#### Exercise details:
Report every line below that has the string "from" in it.

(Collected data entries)
※ ※ ※
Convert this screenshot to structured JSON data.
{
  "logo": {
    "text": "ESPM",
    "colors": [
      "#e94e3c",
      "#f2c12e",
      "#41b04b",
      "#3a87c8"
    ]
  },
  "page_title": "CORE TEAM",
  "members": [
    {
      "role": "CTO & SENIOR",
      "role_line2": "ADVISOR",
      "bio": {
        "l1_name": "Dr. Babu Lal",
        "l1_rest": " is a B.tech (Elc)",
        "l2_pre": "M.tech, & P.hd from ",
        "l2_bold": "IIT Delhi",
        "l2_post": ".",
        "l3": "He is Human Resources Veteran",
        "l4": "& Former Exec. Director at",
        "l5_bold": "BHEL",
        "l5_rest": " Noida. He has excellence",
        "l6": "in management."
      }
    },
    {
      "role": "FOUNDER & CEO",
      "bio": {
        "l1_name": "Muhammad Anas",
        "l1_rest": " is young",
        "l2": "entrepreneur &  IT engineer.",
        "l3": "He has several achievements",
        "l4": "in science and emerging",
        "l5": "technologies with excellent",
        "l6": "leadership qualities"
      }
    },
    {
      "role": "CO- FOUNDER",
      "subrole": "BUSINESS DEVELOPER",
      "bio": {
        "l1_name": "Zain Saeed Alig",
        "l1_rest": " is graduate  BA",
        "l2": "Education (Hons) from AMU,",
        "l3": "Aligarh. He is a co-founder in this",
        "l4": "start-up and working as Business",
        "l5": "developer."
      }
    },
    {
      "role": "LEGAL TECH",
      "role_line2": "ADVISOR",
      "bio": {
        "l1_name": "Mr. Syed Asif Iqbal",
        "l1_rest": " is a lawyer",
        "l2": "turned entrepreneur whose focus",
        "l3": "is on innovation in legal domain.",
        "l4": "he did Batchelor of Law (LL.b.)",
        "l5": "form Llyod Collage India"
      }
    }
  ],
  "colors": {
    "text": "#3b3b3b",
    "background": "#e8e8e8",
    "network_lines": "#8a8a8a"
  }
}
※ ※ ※
#### Task answer:
        "l2_pre": "M.tech, & P.hd from ",
        "l2": "Education (Hons) from AMU,",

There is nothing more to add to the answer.